Here in The Phoblographer, we put the spotlight on a lot of impressive conceptual portraits, especially those with a touch of the otherworldly. The latest of these are by Keren Stanley, a self-taught fine art and conceptual photographer who builds alternate worlds rooted in reality. Today, let’s join her explorations of beauty and pain, addictions, and the transient nature of identity through surreal photography.
South Africa-based Stanley discovered photography quite by accident when a friend encouraged her to study it. She jumped at the chance, wanting some direction and something to focus on. “Photography made some sense. Since I was a child, I had always wanted to evoke emotion in others and have always been drawn to film, and so I bought an entry level Canon 1000D 6 years ago and just began shooting.”
Soon, she found her biggest artistic influencers in Joel Robison, Laura Makabresku, and Brooke Shaden. She also grew to love the work of Kristina Kashtanova whose creativity she described as literally knowing no bounds.
Today, Stanley uses a Canon 5D mk1 with a 50mm prime lens — nothing fancy but it allows her to create what she sees in her mind. She creates for the honest, simple, and “cut-the-bullshit” answer: because she enjoys it.
“Because I am human and, like you, I have the innate need to express and make sense of my internal universe. To create. Because I like making beautiful things.” Otherwise, she becomes depressed and uncentered.
“Everything we create, from our careers, relationships, actions or words we speak, is always a reflection of ourselves. Nowhere is this more visible or more keenly felt than in the art we create. My life journey is the context for my art.”
Relating more with being a creator than a documenter, she found that her love for film has enabled her to “spend a lot of time daydreaming about worlds not unlike this one, with maybe a bit more magic Photoshopped in.”
“Once I’m inspired to create something, I’ll draw it out very roughly, noting down keywords that I’d like to convey, like violence, grace, transformation, etc. and then plan it logistically. Location, wardrobe, props if any, then head out to shoot. I shoot almost exclusively in the ‘magic hour’, that time when the suns just dipped below the horizon and there aren’t any harsh shadows or sunshine.”
For photographers like Stanley, emotive photography is a tool for their continuous exploration of their identity and everything that shapes them. As a consequence, she believes it “purifies” her of everything that isn’t part of who she is, and makes her art more authentic.

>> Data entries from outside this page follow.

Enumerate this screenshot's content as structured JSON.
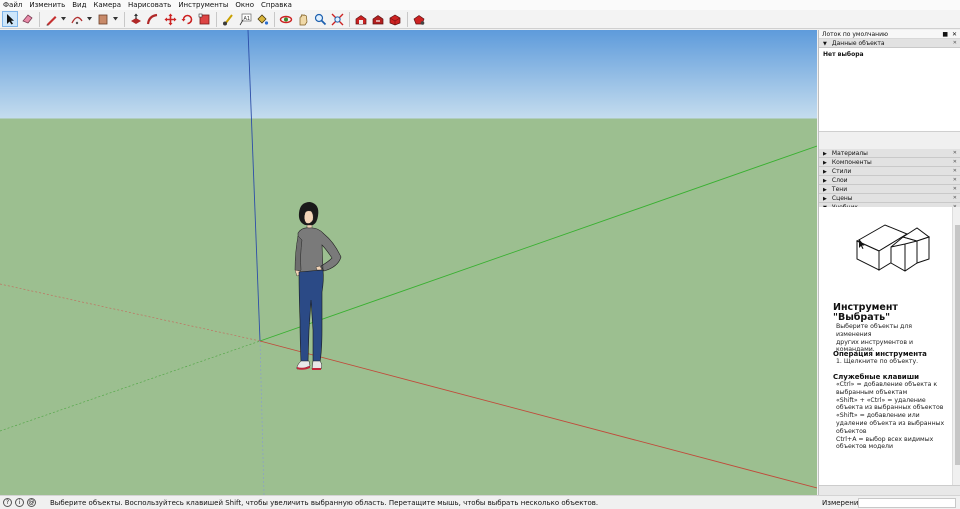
{
  "menu": [
    "Файл",
    "Изменить",
    "Вид",
    "Камера",
    "Нарисовать",
    "Инструменты",
    "Окно",
    "Справка"
  ],
  "toolbar": {
    "tools": [
      "select-arrow-icon",
      "eraser-icon",
      "pencil-icon",
      "arc-icon",
      "rectangle-icon",
      "push-pull-icon",
      "follow-me-icon",
      "move-icon",
      "rotate-icon",
      "scale-icon",
      "tape-measure-icon",
      "text-icon",
      "paint-bucket-icon",
      "orbit-icon",
      "pan-icon",
      "zoom-icon",
      "zoom-extents-icon",
      "warehouse-icon",
      "extension-warehouse-icon",
      "send-to-layout-icon",
      "extension-manager-icon"
    ]
  },
  "status": {
    "text": "Выберите объекты. Воспользуйтесь клавишей Shift, чтобы увеличить выбранную область. Перетащите мышь, чтобы выбрать несколько объектов.",
    "measure_label": "Измерения",
    "measure_value": ""
  },
  "tray": {
    "title": "Лоток по умолчанию",
    "entity_info": {
      "label": "Данные объекта",
      "value": "Нет выбора"
    },
    "panels": [
      "Материалы",
      "Компоненты",
      "Стили",
      "Слои",
      "Тени",
      "Сцены",
      "Учебник"
    ],
    "tutorial": {
      "title_line1": "Инструмент",
      "title_line2": "\"Выбрать\"",
      "desc": [
        "Выберите объекты для изменения",
        "других инструментов и",
        "командами."
      ],
      "op_heading": "Операция инструмента",
      "op_step": "1. Щелкните по объекту.",
      "keys_heading": "Служебные клавиши",
      "keys": [
        "«Ctrl» = добавление объекта к",
        "выбранным объектам",
        "«Shift» + «Ctrl» = удаление",
        "объекта из выбранных объектов",
        "«Shift» = добавление или",
        "удаление объекта из выбранных",
        "объектов",
        "Ctrl+A = выбор всех видимых",
        "объектов модели"
      ]
    }
  },
  "colors": {
    "sky_top": "#5e9bdb",
    "horizon": "#c4dcee",
    "ground": "#9cbf90",
    "axis_blue": "#2d4ea8",
    "axis_green": "#38b030",
    "axis_red": "#c04a3a"
  }
}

“In a way, this is not just my story but the human story. The story of releasing the societal constructs, labels, identities and influences, painful experiences, disappointments and shame to remember who we really are, in our truest forms. And in so doing reclaim our creativity, to express ourselves creatively in all aspects of our lives.”